Aim of the task
Your answer must be an exact copy of the entries, containing no images.

Dataset items

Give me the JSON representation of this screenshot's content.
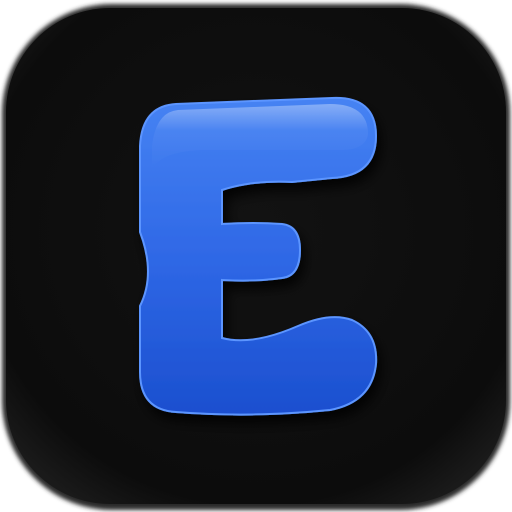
{
  "app_icon": {
    "glyph_letter": "E",
    "icon_name": "e-letter-app-icon",
    "colors": {
      "background": "#0d0d0d",
      "background_edge": "#1c1c1c",
      "letter_fill_top": "#3f7df0",
      "letter_fill_bottom": "#1a4fd0",
      "letter_shadow": "#000000",
      "page": "#ffffff"
    }
  }
}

Solution below
Give me the JSON representation of this screenshot's content.
{
  "app_icon": {
    "glyph_letter": "E",
    "icon_name": "e-letter-app-icon",
    "colors": {
      "background": "#0d0d0d",
      "background_edge": "#1c1c1c",
      "letter_fill_top": "#3f7df0",
      "letter_fill_bottom": "#1a4fd0",
      "letter_shadow": "#000000",
      "page": "#ffffff"
    }
  }
}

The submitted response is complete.